EXERCISE PROMPT: Where the listing below has a line containing "Output a JSON", output that line and all lines after it, verbatim, and no others.

DATA RECORDS:
-=-=-
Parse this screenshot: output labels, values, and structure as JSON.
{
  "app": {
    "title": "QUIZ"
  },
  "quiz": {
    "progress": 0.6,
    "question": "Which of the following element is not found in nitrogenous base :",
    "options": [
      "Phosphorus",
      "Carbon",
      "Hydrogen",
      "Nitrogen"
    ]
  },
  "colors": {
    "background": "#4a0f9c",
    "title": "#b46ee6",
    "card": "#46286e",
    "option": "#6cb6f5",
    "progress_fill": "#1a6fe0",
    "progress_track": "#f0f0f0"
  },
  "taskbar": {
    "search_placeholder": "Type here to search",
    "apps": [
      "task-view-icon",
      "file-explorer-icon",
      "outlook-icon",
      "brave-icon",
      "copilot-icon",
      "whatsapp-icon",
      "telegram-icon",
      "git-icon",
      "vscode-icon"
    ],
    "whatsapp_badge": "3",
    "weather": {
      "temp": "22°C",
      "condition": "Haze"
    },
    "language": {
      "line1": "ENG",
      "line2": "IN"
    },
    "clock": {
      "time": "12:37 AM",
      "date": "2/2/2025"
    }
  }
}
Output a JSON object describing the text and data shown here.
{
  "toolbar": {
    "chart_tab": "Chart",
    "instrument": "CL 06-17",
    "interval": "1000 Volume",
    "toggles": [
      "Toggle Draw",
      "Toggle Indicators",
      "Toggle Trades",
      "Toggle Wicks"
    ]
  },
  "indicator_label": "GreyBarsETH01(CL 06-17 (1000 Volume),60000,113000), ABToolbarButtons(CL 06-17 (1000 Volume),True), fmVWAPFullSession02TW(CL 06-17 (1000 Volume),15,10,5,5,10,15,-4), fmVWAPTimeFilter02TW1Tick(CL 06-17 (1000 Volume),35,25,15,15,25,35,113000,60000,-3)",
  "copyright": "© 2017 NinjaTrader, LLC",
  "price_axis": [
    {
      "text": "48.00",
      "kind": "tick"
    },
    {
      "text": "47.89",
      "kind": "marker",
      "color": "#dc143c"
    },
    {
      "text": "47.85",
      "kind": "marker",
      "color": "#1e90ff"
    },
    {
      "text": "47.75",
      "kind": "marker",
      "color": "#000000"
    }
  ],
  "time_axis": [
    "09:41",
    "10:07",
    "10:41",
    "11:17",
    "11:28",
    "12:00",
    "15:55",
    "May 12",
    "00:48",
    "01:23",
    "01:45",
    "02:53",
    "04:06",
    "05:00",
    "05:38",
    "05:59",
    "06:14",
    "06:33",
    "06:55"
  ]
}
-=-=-
SOLUTION TO THIS EXERCISE:
Output a JSON object describing the text and data shown here.
{
  "toolbar": {
    "chart_tab": "Chart",
    "instrument": "CL 06-17",
    "interval": "1000 Volume",
    "toggles": [
      "Toggle Draw",
      "Toggle Indicators",
      "Toggle Trades",
      "Toggle Wicks"
    ]
  },
  "indicator_label": "GreyBarsETH01(CL 06-17 (1000 Volume),60000,113000), ABToolbarButtons(CL 06-17 (1000 Volume),True), fmVWAPFullSession02TW(CL 06-17 (1000 Volume),15,10,5,5,10,15,-4), fmVWAPTimeFilter02TW1Tick(CL 06-17 (1000 Volume),35,25,15,15,25,35,113000,60000,-3)",
  "copyright": "© 2017 NinjaTrader, LLC",
  "price_axis": [
    {
      "text": "48.00",
      "kind": "tick"
    },
    {
      "text": "47.89",
      "kind": "marker",
      "color": "#dc143c"
    },
    {
      "text": "47.85",
      "kind": "marker",
      "color": "#1e90ff"
    },
    {
      "text": "47.75",
      "kind": "marker",
      "color": "#000000"
    }
  ],
  "time_axis": [
    "09:41",
    "10:07",
    "10:41",
    "11:17",
    "11:28",
    "12:00",
    "15:55",
    "May 12",
    "00:48",
    "01:23",
    "01:45",
    "02:53",
    "04:06",
    "05:00",
    "05:38",
    "05:59",
    "06:14",
    "06:33",
    "06:55"
  ]
}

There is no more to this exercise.